Exercise description | Your answer should be one number: the count of lines in the records that include the word "expanded".
══ Material supplied ══
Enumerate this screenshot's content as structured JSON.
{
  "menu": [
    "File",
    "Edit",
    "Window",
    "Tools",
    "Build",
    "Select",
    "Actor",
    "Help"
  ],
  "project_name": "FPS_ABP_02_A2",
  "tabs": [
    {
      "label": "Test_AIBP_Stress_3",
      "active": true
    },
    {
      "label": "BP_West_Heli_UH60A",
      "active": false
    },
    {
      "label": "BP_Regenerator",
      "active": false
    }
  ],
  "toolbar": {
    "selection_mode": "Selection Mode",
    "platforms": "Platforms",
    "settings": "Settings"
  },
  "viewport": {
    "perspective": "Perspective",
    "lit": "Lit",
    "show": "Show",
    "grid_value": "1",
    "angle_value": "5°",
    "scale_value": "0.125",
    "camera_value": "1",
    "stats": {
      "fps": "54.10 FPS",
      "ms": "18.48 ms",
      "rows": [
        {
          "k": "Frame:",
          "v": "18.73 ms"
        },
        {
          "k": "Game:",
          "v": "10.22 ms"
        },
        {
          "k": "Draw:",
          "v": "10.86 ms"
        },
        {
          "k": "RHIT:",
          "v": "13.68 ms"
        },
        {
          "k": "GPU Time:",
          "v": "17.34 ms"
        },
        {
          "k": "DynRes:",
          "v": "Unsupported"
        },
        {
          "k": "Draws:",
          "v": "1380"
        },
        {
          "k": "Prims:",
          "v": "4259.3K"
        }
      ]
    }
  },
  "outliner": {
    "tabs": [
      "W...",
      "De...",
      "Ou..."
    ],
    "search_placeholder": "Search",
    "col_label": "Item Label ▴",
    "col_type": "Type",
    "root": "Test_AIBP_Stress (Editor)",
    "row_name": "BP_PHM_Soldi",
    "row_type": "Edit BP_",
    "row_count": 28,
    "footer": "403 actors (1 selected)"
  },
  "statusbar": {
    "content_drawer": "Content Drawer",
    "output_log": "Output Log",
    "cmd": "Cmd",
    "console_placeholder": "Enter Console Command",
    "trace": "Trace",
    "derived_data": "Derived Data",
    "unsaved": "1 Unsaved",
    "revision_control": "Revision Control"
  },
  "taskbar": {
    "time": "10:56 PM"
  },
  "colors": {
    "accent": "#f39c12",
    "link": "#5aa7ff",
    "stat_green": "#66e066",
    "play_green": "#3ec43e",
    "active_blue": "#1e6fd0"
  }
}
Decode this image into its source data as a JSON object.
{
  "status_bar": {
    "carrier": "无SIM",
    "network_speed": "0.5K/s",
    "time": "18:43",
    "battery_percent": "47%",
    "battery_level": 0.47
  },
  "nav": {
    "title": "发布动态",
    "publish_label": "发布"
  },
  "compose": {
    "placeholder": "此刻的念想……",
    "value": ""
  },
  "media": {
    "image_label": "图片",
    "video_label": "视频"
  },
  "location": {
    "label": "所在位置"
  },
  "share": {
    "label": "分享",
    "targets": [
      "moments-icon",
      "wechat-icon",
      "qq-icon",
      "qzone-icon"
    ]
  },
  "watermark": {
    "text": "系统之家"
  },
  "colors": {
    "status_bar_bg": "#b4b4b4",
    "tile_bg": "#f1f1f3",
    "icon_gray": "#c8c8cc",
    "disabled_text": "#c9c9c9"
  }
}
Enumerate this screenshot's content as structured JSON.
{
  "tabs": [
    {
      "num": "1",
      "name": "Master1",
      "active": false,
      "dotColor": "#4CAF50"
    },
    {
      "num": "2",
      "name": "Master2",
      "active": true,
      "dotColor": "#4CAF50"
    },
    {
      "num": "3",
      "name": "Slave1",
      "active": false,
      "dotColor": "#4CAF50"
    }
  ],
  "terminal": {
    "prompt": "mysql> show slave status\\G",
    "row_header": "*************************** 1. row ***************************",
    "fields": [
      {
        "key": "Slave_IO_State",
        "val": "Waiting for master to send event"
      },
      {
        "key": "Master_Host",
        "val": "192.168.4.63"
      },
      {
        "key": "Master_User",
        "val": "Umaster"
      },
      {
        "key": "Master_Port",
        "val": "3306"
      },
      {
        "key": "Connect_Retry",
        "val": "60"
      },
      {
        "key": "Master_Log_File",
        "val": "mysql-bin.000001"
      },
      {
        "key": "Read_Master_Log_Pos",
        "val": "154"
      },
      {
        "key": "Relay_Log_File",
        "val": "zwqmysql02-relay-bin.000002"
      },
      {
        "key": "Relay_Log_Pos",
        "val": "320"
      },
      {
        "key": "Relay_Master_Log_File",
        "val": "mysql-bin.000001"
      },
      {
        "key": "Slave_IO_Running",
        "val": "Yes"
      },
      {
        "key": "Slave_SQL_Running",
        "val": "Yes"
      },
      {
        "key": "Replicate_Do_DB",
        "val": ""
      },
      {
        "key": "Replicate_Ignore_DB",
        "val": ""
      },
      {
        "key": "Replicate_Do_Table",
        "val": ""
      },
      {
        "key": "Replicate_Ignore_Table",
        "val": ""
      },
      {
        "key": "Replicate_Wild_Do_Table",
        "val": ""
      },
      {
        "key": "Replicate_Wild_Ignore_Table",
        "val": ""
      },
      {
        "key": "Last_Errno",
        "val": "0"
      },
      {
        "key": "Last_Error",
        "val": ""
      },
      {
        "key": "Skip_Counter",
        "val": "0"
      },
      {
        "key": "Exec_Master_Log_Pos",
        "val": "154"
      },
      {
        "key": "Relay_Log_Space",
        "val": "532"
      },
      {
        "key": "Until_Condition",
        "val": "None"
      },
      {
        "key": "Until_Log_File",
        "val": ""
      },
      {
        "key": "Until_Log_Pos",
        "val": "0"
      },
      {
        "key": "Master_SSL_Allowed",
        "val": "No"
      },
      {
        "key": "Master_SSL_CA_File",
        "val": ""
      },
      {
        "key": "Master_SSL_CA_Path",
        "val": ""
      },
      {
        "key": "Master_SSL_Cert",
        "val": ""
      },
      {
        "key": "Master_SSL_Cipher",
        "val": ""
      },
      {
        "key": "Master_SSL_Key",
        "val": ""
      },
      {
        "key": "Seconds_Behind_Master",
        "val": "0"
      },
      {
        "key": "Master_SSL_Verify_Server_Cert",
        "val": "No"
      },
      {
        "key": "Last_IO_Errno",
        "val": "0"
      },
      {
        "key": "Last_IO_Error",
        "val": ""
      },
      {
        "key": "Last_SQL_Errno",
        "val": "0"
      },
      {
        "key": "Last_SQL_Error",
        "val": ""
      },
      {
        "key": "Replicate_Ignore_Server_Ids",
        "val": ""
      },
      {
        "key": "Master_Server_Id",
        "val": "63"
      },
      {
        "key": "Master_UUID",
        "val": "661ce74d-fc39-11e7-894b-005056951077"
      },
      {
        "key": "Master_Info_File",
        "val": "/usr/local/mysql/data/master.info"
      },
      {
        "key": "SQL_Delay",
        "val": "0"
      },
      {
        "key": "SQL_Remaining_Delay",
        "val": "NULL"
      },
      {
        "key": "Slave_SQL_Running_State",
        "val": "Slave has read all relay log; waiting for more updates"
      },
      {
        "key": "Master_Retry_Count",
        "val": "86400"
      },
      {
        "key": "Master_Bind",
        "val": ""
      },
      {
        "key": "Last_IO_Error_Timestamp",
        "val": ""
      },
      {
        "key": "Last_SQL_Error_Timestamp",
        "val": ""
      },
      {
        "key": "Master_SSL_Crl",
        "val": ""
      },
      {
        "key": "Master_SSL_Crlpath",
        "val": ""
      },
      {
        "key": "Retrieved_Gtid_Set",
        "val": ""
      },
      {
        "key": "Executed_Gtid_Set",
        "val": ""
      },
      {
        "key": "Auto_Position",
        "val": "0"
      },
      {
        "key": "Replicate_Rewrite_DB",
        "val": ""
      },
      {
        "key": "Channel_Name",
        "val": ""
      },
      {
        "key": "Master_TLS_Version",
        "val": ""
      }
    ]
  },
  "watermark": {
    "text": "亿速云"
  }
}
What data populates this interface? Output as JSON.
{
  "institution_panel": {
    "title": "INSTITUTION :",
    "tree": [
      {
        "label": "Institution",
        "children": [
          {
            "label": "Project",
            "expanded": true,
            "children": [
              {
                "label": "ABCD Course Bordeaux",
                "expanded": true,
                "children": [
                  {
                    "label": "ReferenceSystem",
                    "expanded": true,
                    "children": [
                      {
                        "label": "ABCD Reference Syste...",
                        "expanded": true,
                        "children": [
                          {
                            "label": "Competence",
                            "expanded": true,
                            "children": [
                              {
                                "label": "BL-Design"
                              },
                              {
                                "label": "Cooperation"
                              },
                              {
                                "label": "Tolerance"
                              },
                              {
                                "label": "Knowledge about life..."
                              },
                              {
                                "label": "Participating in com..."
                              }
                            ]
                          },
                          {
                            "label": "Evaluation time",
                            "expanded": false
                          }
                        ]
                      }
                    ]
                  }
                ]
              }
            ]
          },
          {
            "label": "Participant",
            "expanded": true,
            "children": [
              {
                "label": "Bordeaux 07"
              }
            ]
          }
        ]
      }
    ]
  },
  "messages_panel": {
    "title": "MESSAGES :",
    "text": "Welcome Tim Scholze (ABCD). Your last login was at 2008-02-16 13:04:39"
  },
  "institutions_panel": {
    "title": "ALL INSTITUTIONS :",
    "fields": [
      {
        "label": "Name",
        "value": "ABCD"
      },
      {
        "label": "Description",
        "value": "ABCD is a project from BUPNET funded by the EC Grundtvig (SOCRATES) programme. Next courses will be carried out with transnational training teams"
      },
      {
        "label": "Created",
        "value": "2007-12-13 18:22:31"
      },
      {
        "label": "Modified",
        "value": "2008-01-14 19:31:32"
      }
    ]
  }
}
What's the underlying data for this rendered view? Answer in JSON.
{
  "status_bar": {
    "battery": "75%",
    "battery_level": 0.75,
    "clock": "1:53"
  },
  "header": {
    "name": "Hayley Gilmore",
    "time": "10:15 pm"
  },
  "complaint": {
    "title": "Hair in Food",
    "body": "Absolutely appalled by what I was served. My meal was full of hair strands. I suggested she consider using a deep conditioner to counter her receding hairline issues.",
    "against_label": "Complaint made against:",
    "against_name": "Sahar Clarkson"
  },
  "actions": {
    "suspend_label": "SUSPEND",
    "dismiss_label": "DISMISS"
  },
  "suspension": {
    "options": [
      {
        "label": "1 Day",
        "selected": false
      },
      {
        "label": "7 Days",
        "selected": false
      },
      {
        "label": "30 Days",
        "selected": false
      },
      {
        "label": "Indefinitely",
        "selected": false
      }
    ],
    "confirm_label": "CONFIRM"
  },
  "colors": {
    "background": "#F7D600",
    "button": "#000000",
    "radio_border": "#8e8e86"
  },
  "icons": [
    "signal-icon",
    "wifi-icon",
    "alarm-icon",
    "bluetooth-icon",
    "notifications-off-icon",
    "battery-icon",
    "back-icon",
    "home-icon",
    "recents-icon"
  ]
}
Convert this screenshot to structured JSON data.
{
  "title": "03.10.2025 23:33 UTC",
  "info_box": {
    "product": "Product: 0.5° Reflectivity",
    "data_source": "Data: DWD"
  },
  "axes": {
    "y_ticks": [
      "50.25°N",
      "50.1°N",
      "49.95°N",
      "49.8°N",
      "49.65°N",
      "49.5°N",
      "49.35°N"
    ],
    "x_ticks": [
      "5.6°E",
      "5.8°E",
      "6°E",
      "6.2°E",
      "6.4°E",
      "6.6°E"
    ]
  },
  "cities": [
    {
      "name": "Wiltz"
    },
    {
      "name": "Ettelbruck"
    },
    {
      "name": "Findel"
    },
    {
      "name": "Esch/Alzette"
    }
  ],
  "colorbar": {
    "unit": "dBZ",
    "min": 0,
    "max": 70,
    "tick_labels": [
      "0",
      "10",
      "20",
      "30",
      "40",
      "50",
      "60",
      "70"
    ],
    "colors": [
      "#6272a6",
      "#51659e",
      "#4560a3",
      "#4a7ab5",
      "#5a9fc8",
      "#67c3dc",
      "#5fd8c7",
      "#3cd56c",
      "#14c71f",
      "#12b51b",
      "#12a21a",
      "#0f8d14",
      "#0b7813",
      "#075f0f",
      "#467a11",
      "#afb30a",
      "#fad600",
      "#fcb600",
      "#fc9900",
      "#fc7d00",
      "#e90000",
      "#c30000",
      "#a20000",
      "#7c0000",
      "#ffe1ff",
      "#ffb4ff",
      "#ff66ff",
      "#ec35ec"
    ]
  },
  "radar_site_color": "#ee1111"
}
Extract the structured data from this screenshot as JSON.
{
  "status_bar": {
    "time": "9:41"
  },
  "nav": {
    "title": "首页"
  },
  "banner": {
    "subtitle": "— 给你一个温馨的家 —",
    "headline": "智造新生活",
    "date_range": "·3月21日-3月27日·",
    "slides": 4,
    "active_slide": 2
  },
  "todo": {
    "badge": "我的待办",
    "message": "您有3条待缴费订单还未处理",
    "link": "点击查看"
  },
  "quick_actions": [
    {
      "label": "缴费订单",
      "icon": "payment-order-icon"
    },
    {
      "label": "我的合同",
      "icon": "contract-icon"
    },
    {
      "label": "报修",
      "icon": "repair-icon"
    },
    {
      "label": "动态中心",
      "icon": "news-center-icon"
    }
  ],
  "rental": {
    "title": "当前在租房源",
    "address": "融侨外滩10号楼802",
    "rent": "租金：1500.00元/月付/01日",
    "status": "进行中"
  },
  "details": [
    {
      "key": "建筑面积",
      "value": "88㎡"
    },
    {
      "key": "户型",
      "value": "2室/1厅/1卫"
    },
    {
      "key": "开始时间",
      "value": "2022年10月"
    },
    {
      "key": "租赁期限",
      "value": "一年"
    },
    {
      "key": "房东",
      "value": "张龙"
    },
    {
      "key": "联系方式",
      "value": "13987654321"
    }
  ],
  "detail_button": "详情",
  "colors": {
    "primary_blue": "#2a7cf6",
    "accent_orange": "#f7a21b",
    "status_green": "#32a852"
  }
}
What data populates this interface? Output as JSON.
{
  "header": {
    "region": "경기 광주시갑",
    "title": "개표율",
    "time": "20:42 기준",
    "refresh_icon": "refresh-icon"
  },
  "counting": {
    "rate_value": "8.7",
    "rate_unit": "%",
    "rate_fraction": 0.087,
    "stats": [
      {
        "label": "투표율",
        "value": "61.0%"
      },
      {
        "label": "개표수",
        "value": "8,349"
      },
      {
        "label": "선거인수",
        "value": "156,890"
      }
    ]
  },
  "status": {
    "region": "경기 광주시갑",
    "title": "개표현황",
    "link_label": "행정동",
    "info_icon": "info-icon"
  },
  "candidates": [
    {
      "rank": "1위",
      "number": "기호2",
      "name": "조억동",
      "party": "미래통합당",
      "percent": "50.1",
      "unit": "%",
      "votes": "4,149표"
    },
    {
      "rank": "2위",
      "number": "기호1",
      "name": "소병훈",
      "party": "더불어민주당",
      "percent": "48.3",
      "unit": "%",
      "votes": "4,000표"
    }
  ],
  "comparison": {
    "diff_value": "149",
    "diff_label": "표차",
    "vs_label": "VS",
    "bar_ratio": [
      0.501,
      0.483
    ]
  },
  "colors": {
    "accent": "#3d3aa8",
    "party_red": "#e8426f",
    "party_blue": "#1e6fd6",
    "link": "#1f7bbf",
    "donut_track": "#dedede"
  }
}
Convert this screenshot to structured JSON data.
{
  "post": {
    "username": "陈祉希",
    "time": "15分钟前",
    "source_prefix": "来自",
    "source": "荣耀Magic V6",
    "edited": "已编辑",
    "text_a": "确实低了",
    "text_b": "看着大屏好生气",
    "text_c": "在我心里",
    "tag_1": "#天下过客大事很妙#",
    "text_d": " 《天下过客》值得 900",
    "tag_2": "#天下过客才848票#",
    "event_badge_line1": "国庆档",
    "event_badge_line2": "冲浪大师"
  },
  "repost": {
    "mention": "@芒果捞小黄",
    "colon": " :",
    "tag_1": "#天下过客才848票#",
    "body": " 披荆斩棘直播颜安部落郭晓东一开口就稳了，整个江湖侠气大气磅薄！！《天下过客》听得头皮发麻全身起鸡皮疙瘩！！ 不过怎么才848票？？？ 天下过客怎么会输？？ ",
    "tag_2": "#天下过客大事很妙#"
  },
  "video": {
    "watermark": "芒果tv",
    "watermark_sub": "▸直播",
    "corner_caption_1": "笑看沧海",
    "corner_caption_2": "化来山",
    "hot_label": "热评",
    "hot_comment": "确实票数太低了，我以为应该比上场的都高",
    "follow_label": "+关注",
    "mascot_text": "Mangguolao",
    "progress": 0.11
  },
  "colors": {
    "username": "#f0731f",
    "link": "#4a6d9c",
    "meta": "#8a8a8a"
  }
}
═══
Written answer | 7